[Stored entries]
Segment Open
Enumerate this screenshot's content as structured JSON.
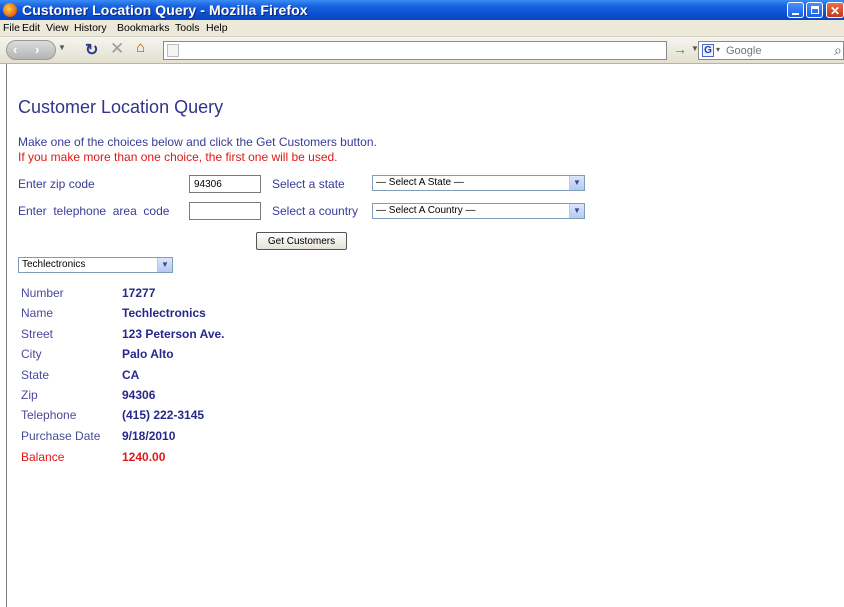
{
  "window": {
    "title": "Customer Location Query - Mozilla Firefox"
  },
  "menu": [
    "File",
    "Edit",
    "View",
    "History",
    "Bookmarks",
    "Tools",
    "Help"
  ],
  "toolbar": {
    "url": "",
    "search_placeholder": "Google"
  },
  "page": {
    "title": "Customer Location Query",
    "instruction": "Make one of the choices below and click the Get Customers button.",
    "warning": "If you make more than one choice, the first one will be used.",
    "zip_label": "Enter zip code",
    "zip_value": "94306",
    "phone_label": "Enter  telephone  area  code",
    "phone_value": "",
    "state_label": "Select a state",
    "state_selected": "— Select A State —",
    "country_label": "Select a country",
    "country_selected": "— Select A Country —",
    "get_button": "Get Customers",
    "customer_selected": "Techlectronics"
  },
  "customer": [
    {
      "label": "Number",
      "value": "17277"
    },
    {
      "label": "Name",
      "value": "Techlectronics"
    },
    {
      "label": "Street",
      "value": "123 Peterson Ave."
    },
    {
      "label": "City",
      "value": "Palo Alto"
    },
    {
      "label": "State",
      "value": "CA"
    },
    {
      "label": "Zip",
      "value": "94306"
    },
    {
      "label": "Telephone",
      "value": "(415) 222-3145"
    },
    {
      "label": "Purchase Date",
      "value": "9/18/2010"
    },
    {
      "label": "Balance",
      "value": "1240.00"
    }
  ],
  "colors": {
    "heading": "#33338a",
    "warning": "#e01818",
    "value": "#28288a"
  }
}
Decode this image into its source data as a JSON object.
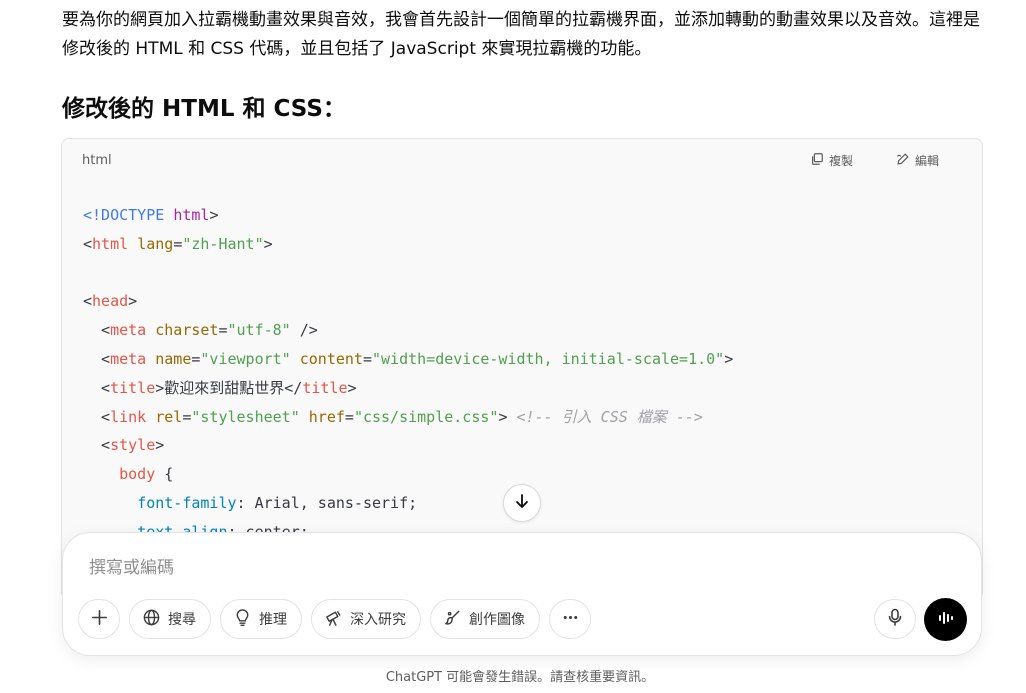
{
  "message": {
    "intro": "要為你的網頁加入拉霸機動畫效果與音效，我會首先設計一個簡單的拉霸機界面，並添加轉動的動畫效果以及音效。這裡是修改後的 HTML 和 CSS 代碼，並且包括了 JavaScript 來實現拉霸機的功能。",
    "section_title": "修改後的 HTML 和 CSS："
  },
  "code_block": {
    "language": "html",
    "copy_label": "複製",
    "edit_label": "編輯",
    "lines": [
      "<!DOCTYPE html>",
      "<html lang=\"zh-Hant\">",
      "",
      "<head>",
      "  <meta charset=\"utf-8\" />",
      "  <meta name=\"viewport\" content=\"width=device-width, initial-scale=1.0\">",
      "  <title>歡迎來到甜點世界</title>",
      "  <link rel=\"stylesheet\" href=\"css/simple.css\"> <!-- 引入 CSS 檔案 -->",
      "  <style>",
      "    body {",
      "      font-family: Arial, sans-serif;",
      "      text-align: center;"
    ]
  },
  "composer": {
    "placeholder": "撰寫或編碼",
    "tools": [
      {
        "icon": "globe-icon",
        "label": "搜尋"
      },
      {
        "icon": "lightbulb-icon",
        "label": "推理"
      },
      {
        "icon": "telescope-icon",
        "label": "深入研究"
      },
      {
        "icon": "paint-brush-icon",
        "label": "創作圖像"
      }
    ]
  },
  "disclaimer": "ChatGPT 可能會發生錯誤。請查核重要資訊。",
  "colors": {
    "code_background": "#f9f9f9",
    "tag": "#e45649",
    "attribute": "#986801",
    "string": "#50a14f",
    "comment": "#a0a1a7",
    "voice_button": "#000000"
  }
}
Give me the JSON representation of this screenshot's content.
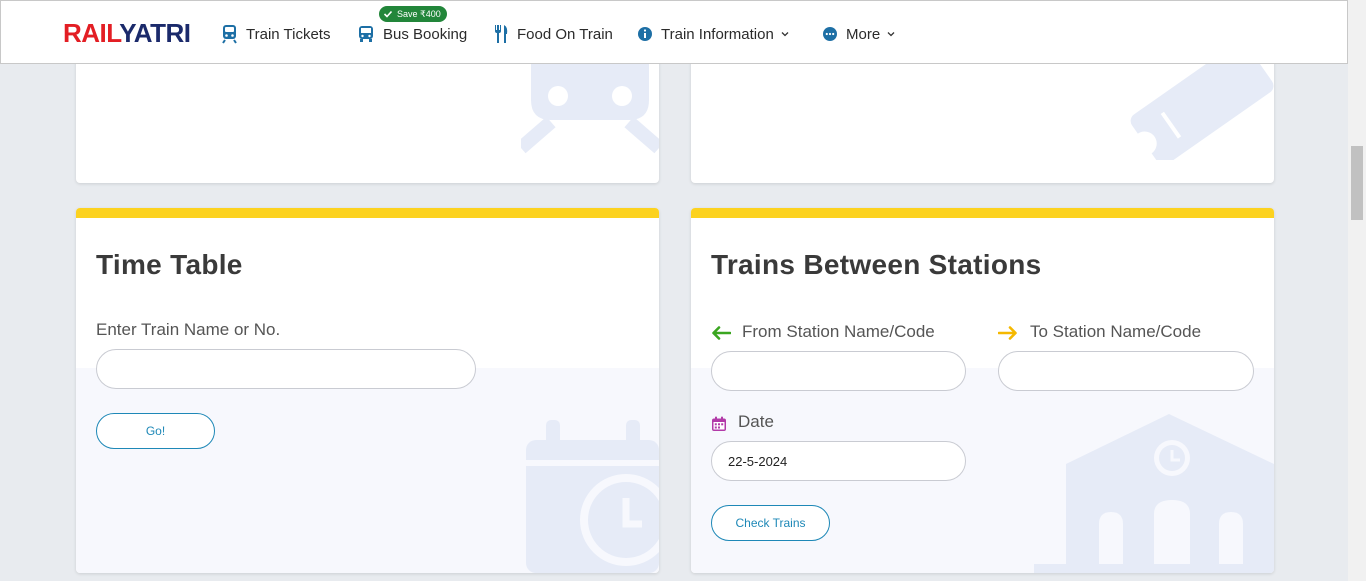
{
  "header": {
    "logo_part1": "RAIL",
    "logo_part2": "YATRI",
    "nav": [
      {
        "label": "Train Tickets",
        "icon": "train-icon"
      },
      {
        "label": "Bus Booking",
        "icon": "bus-icon"
      },
      {
        "label": "Food On Train",
        "icon": "fork-knife-icon"
      },
      {
        "label": "Train Information",
        "icon": "info-icon"
      },
      {
        "label": "More",
        "icon": "more-icon"
      }
    ],
    "save_badge": "Save ₹400"
  },
  "timetable": {
    "title": "Time Table",
    "label": "Enter Train Name or No.",
    "value": "",
    "button": "Go!"
  },
  "between": {
    "title": "Trains Between Stations",
    "from_label": "From Station Name/Code",
    "to_label": "To Station Name/Code",
    "from_value": "",
    "to_value": "",
    "date_label": "Date",
    "date_value": "22-5-2024",
    "button": "Check Trains"
  },
  "colors": {
    "accent_yellow": "#fcd21f",
    "brand_red": "#e31e24",
    "brand_blue": "#1b2a6b",
    "button_blue": "#1e88b7",
    "arrow_green": "#3aa620",
    "arrow_yellow": "#f5b800",
    "date_icon": "#b23aa8"
  }
}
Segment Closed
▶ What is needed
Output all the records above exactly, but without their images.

▶ Exercise response
Enumerate this screenshot's content as structured JSON.
{
  "window": {
    "title": "Customer Location Query - Mozilla Firefox"
  },
  "menu": [
    "File",
    "Edit",
    "View",
    "History",
    "Bookmarks",
    "Tools",
    "Help"
  ],
  "toolbar": {
    "url": "",
    "search_placeholder": "Google"
  },
  "page": {
    "title": "Customer Location Query",
    "instruction": "Make one of the choices below and click the Get Customers button.",
    "warning": "If you make more than one choice, the first one will be used.",
    "zip_label": "Enter zip code",
    "zip_value": "94306",
    "phone_label": "Enter  telephone  area  code",
    "phone_value": "",
    "state_label": "Select a state",
    "state_selected": "— Select A State —",
    "country_label": "Select a country",
    "country_selected": "— Select A Country —",
    "get_button": "Get Customers",
    "customer_selected": "Techlectronics"
  },
  "customer": [
    {
      "label": "Number",
      "value": "17277"
    },
    {
      "label": "Name",
      "value": "Techlectronics"
    },
    {
      "label": "Street",
      "value": "123 Peterson Ave."
    },
    {
      "label": "City",
      "value": "Palo Alto"
    },
    {
      "label": "State",
      "value": "CA"
    },
    {
      "label": "Zip",
      "value": "94306"
    },
    {
      "label": "Telephone",
      "value": "(415) 222-3145"
    },
    {
      "label": "Purchase Date",
      "value": "9/18/2010"
    },
    {
      "label": "Balance",
      "value": "1240.00"
    }
  ],
  "colors": {
    "heading": "#33338a",
    "warning": "#e01818",
    "value": "#28288a"
  }
}
Decode this image into its source data as a JSON object.
{
  "message": {
    "intro": "要為你的網頁加入拉霸機動畫效果與音效，我會首先設計一個簡單的拉霸機界面，並添加轉動的動畫效果以及音效。這裡是修改後的 HTML 和 CSS 代碼，並且包括了 JavaScript 來實現拉霸機的功能。",
    "section_title": "修改後的 HTML 和 CSS："
  },
  "code_block": {
    "language": "html",
    "copy_label": "複製",
    "edit_label": "編輯",
    "lines": [
      "<!DOCTYPE html>",
      "<html lang=\"zh-Hant\">",
      "",
      "<head>",
      "  <meta charset=\"utf-8\" />",
      "  <meta name=\"viewport\" content=\"width=device-width, initial-scale=1.0\">",
      "  <title>歡迎來到甜點世界</title>",
      "  <link rel=\"stylesheet\" href=\"css/simple.css\"> <!-- 引入 CSS 檔案 -->",
      "  <style>",
      "    body {",
      "      font-family: Arial, sans-serif;",
      "      text-align: center;"
    ]
  },
  "composer": {
    "placeholder": "撰寫或編碼",
    "tools": [
      {
        "icon": "globe-icon",
        "label": "搜尋"
      },
      {
        "icon": "lightbulb-icon",
        "label": "推理"
      },
      {
        "icon": "telescope-icon",
        "label": "深入研究"
      },
      {
        "icon": "paint-brush-icon",
        "label": "創作圖像"
      }
    ]
  },
  "disclaimer": "ChatGPT 可能會發生錯誤。請查核重要資訊。",
  "colors": {
    "code_background": "#f9f9f9",
    "tag": "#e45649",
    "attribute": "#986801",
    "string": "#50a14f",
    "comment": "#a0a1a7",
    "voice_button": "#000000"
  }
}
Give me the JSON representation of this screenshot's content.
{
  "header": {
    "logo_part1": "RAIL",
    "logo_part2": "YATRI",
    "nav": [
      {
        "label": "Train Tickets",
        "icon": "train-icon"
      },
      {
        "label": "Bus Booking",
        "icon": "bus-icon"
      },
      {
        "label": "Food On Train",
        "icon": "fork-knife-icon"
      },
      {
        "label": "Train Information",
        "icon": "info-icon"
      },
      {
        "label": "More",
        "icon": "more-icon"
      }
    ],
    "save_badge": "Save ₹400"
  },
  "timetable": {
    "title": "Time Table",
    "label": "Enter Train Name or No.",
    "value": "",
    "button": "Go!"
  },
  "between": {
    "title": "Trains Between Stations",
    "from_label": "From Station Name/Code",
    "to_label": "To Station Name/Code",
    "from_value": "",
    "to_value": "",
    "date_label": "Date",
    "date_value": "22-5-2024",
    "button": "Check Trains"
  },
  "colors": {
    "accent_yellow": "#fcd21f",
    "brand_red": "#e31e24",
    "brand_blue": "#1b2a6b",
    "button_blue": "#1e88b7",
    "arrow_green": "#3aa620",
    "arrow_yellow": "#f5b800",
    "date_icon": "#b23aa8"
  }
}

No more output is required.